GENEVA (Sep. 1)
The toll of Nazi cruelty on some of the 150,000 Jewish children found in Europe at the end of World War II was described here today by Bernard B. Gillis, vice-chairman of the British section of the World Jewish Congress, speaking at the first United Nations Congress on the Prevention of Crime and the Treatment of Delinquents.
Mr. Gillis noted that the children found in concentration camps and elsewhere in the liberated countries were all suffering from malnutrition and many from the effect of starvation, had witnessed Nazi cruelties and had been forced to do revolting work. In the 12-16 year-old group, he said, many youths were restless and their attitude toward life included in various cases fury, destruction, cruelty and a desire to inflict on others some of the torment and humiliation that had been their lot.
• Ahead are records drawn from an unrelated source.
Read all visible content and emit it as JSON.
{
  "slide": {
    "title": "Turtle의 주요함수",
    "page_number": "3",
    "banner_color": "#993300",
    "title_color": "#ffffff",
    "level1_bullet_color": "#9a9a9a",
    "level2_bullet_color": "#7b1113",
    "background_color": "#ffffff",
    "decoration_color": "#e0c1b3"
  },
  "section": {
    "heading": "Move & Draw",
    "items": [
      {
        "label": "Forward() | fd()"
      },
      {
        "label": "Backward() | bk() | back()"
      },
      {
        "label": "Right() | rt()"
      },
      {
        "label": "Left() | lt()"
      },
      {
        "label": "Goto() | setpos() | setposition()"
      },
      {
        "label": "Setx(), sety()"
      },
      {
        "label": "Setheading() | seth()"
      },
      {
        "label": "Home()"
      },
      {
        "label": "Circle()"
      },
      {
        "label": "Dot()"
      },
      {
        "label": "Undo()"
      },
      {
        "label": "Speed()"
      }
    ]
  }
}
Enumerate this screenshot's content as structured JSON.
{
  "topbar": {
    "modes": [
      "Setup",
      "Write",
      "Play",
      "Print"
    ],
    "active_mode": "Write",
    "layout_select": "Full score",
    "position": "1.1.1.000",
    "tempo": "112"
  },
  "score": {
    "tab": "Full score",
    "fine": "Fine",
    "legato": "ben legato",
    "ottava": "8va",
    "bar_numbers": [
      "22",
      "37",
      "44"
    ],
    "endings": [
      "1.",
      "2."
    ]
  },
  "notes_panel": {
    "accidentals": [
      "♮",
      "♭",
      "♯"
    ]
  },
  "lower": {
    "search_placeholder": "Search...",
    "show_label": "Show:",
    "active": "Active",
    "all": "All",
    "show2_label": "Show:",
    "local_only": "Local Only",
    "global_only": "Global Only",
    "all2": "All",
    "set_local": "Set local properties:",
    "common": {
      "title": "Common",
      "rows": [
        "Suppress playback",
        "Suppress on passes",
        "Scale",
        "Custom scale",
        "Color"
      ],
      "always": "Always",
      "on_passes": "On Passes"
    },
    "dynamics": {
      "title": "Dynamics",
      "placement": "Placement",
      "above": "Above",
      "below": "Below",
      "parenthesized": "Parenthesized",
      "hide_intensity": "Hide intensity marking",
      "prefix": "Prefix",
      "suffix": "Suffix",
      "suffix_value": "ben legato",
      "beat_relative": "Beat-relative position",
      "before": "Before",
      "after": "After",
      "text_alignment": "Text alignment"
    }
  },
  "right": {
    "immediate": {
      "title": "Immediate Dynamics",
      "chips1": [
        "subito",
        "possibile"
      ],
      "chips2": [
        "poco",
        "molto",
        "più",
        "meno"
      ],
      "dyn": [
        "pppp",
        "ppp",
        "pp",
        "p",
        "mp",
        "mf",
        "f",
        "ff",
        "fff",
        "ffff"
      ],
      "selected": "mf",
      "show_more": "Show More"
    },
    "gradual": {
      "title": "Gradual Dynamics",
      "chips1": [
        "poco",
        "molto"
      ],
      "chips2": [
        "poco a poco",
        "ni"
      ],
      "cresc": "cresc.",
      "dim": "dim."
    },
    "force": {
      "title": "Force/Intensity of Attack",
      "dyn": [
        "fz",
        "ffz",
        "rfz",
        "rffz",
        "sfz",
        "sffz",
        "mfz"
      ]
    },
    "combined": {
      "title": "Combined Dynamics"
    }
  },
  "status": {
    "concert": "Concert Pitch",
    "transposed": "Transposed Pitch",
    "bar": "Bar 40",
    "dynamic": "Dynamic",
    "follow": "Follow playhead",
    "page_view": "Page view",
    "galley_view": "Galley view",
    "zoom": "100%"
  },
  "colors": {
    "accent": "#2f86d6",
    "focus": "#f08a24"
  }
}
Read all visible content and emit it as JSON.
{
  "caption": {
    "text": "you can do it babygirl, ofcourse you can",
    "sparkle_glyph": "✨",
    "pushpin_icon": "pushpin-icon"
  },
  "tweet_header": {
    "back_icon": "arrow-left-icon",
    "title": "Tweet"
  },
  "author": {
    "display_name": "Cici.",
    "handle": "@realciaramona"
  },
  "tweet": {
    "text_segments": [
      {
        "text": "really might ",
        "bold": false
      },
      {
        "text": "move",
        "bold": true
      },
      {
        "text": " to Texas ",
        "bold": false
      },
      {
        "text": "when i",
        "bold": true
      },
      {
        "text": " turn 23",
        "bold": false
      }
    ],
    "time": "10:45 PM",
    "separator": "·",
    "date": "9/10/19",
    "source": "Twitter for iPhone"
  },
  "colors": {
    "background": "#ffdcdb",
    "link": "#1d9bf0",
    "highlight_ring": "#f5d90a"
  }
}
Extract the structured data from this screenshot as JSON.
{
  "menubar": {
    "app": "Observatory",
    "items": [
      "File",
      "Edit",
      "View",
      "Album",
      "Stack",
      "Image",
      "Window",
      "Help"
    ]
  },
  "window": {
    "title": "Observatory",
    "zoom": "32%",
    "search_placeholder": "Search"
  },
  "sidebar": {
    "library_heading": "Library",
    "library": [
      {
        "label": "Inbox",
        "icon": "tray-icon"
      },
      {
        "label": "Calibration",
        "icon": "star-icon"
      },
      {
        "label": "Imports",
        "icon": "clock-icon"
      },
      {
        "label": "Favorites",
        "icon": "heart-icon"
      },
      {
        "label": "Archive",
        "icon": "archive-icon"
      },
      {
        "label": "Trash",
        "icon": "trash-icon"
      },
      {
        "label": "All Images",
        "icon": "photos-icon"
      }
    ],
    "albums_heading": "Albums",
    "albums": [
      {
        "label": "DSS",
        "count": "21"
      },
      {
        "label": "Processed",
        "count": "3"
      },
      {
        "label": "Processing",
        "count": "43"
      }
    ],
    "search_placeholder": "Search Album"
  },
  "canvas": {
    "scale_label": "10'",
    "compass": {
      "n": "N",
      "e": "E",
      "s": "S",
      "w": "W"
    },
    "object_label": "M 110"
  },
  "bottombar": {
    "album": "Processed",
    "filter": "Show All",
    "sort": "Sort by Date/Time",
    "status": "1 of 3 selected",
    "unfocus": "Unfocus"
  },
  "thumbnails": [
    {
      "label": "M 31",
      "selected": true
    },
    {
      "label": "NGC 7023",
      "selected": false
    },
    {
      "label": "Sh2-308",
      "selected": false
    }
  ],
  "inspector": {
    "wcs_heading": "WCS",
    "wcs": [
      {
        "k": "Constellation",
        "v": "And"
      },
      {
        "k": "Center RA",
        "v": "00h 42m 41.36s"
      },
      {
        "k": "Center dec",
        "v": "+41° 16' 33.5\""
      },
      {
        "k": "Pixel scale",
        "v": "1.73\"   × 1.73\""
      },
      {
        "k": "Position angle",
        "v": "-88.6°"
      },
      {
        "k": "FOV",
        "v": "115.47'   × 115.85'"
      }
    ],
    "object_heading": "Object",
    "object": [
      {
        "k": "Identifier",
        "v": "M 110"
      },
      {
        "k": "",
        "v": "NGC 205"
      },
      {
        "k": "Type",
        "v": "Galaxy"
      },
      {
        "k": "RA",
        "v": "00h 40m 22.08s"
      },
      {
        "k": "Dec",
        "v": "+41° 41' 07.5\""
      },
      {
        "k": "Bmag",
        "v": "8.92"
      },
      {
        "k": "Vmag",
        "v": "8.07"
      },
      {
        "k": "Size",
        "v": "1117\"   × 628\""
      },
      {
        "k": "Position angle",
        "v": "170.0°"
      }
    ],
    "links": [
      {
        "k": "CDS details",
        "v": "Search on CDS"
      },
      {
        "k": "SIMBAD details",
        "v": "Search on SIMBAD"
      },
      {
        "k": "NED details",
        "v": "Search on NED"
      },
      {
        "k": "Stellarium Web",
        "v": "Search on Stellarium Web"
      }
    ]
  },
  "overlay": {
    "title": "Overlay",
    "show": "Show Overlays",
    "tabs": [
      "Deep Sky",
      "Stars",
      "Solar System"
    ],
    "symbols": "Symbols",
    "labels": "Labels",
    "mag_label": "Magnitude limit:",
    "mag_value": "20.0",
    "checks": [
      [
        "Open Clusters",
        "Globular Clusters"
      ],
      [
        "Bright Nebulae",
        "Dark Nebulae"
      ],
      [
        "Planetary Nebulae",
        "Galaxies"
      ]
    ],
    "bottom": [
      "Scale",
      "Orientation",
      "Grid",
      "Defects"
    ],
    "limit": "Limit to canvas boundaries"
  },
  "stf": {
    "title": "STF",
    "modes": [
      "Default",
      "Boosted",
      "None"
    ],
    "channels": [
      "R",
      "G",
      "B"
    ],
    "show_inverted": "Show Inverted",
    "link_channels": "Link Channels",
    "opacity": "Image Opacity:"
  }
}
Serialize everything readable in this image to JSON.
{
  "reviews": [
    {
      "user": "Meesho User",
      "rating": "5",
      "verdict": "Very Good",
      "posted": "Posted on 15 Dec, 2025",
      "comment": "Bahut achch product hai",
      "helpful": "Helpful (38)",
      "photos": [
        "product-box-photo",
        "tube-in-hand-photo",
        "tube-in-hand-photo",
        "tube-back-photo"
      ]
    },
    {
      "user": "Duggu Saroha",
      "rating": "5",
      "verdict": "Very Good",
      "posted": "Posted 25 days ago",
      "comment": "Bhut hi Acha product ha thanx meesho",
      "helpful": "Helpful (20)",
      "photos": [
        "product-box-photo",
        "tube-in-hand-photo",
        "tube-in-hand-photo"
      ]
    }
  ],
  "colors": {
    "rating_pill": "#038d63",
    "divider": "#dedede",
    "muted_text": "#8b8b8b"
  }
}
Of the fate of the 150,000, he said, very few were re-united with remnants of their families, many thousands were given a new start in Israel and others in other countries.